Instructions for the task: The result should be a full, exact repeat of the entries, free of pictures.

Records:
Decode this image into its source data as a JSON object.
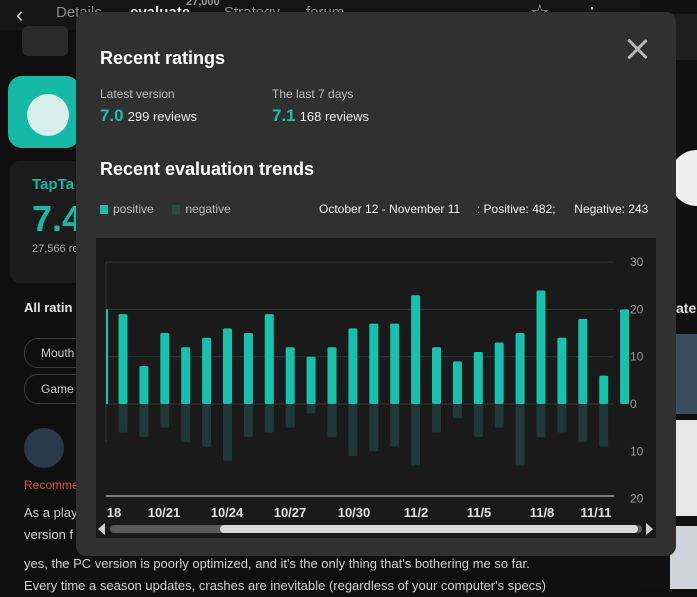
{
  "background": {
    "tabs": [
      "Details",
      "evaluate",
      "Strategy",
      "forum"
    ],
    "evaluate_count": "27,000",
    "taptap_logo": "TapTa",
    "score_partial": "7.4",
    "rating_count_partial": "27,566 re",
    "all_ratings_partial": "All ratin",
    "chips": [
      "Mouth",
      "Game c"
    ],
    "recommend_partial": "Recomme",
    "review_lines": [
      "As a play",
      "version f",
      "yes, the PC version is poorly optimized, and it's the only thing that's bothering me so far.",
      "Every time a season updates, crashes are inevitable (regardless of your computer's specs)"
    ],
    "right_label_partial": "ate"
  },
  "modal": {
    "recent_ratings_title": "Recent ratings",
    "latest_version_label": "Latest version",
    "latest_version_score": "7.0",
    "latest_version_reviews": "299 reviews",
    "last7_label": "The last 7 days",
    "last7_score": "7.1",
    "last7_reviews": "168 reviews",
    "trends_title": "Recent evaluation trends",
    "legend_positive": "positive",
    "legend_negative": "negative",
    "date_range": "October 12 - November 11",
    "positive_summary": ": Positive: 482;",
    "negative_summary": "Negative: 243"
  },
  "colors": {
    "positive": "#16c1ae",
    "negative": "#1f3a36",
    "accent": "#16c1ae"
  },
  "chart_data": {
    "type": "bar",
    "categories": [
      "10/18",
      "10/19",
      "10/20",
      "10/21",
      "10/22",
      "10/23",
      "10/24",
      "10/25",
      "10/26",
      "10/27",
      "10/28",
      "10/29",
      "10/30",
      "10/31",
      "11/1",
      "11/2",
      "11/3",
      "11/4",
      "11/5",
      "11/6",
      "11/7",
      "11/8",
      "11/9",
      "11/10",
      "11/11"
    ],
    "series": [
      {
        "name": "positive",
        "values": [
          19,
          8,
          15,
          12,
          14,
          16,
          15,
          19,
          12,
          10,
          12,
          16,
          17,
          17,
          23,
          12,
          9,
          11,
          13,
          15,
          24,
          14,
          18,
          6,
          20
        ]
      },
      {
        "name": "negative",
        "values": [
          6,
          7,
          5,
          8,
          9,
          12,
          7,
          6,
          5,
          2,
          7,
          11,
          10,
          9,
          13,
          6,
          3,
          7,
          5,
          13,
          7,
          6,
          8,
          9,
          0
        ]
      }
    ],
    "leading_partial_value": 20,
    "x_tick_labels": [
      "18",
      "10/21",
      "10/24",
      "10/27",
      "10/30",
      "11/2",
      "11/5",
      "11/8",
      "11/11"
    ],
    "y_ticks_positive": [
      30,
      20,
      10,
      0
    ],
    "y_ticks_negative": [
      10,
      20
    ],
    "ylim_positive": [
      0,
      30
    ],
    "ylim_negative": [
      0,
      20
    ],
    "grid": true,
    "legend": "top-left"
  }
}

Answer space:
Decode this image into its source data as a JSON object.
{
  "background": {
    "tabs": [
      "Details",
      "evaluate",
      "Strategy",
      "forum"
    ],
    "evaluate_count": "27,000",
    "taptap_logo": "TapTa",
    "score_partial": "7.4",
    "rating_count_partial": "27,566 re",
    "all_ratings_partial": "All ratin",
    "chips": [
      "Mouth",
      "Game c"
    ],
    "recommend_partial": "Recomme",
    "review_lines": [
      "As a play",
      "version f",
      "yes, the PC version is poorly optimized, and it's the only thing that's bothering me so far.",
      "Every time a season updates, crashes are inevitable (regardless of your computer's specs)"
    ],
    "right_label_partial": "ate"
  },
  "modal": {
    "recent_ratings_title": "Recent ratings",
    "latest_version_label": "Latest version",
    "latest_version_score": "7.0",
    "latest_version_reviews": "299 reviews",
    "last7_label": "The last 7 days",
    "last7_score": "7.1",
    "last7_reviews": "168 reviews",
    "trends_title": "Recent evaluation trends",
    "legend_positive": "positive",
    "legend_negative": "negative",
    "date_range": "October 12 - November 11",
    "positive_summary": ": Positive: 482;",
    "negative_summary": "Negative: 243"
  },
  "colors": {
    "positive": "#16c1ae",
    "negative": "#1f3a36",
    "accent": "#16c1ae"
  },
  "chart_data": {
    "type": "bar",
    "categories": [
      "10/18",
      "10/19",
      "10/20",
      "10/21",
      "10/22",
      "10/23",
      "10/24",
      "10/25",
      "10/26",
      "10/27",
      "10/28",
      "10/29",
      "10/30",
      "10/31",
      "11/1",
      "11/2",
      "11/3",
      "11/4",
      "11/5",
      "11/6",
      "11/7",
      "11/8",
      "11/9",
      "11/10",
      "11/11"
    ],
    "series": [
      {
        "name": "positive",
        "values": [
          19,
          8,
          15,
          12,
          14,
          16,
          15,
          19,
          12,
          10,
          12,
          16,
          17,
          17,
          23,
          12,
          9,
          11,
          13,
          15,
          24,
          14,
          18,
          6,
          20
        ]
      },
      {
        "name": "negative",
        "values": [
          6,
          7,
          5,
          8,
          9,
          12,
          7,
          6,
          5,
          2,
          7,
          11,
          10,
          9,
          13,
          6,
          3,
          7,
          5,
          13,
          7,
          6,
          8,
          9,
          0
        ]
      }
    ],
    "leading_partial_value": 20,
    "x_tick_labels": [
      "18",
      "10/21",
      "10/24",
      "10/27",
      "10/30",
      "11/2",
      "11/5",
      "11/8",
      "11/11"
    ],
    "y_ticks_positive": [
      30,
      20,
      10,
      0
    ],
    "y_ticks_negative": [
      10,
      20
    ],
    "ylim_positive": [
      0,
      30
    ],
    "ylim_negative": [
      0,
      20
    ],
    "grid": true,
    "legend": "top-left"
  }
}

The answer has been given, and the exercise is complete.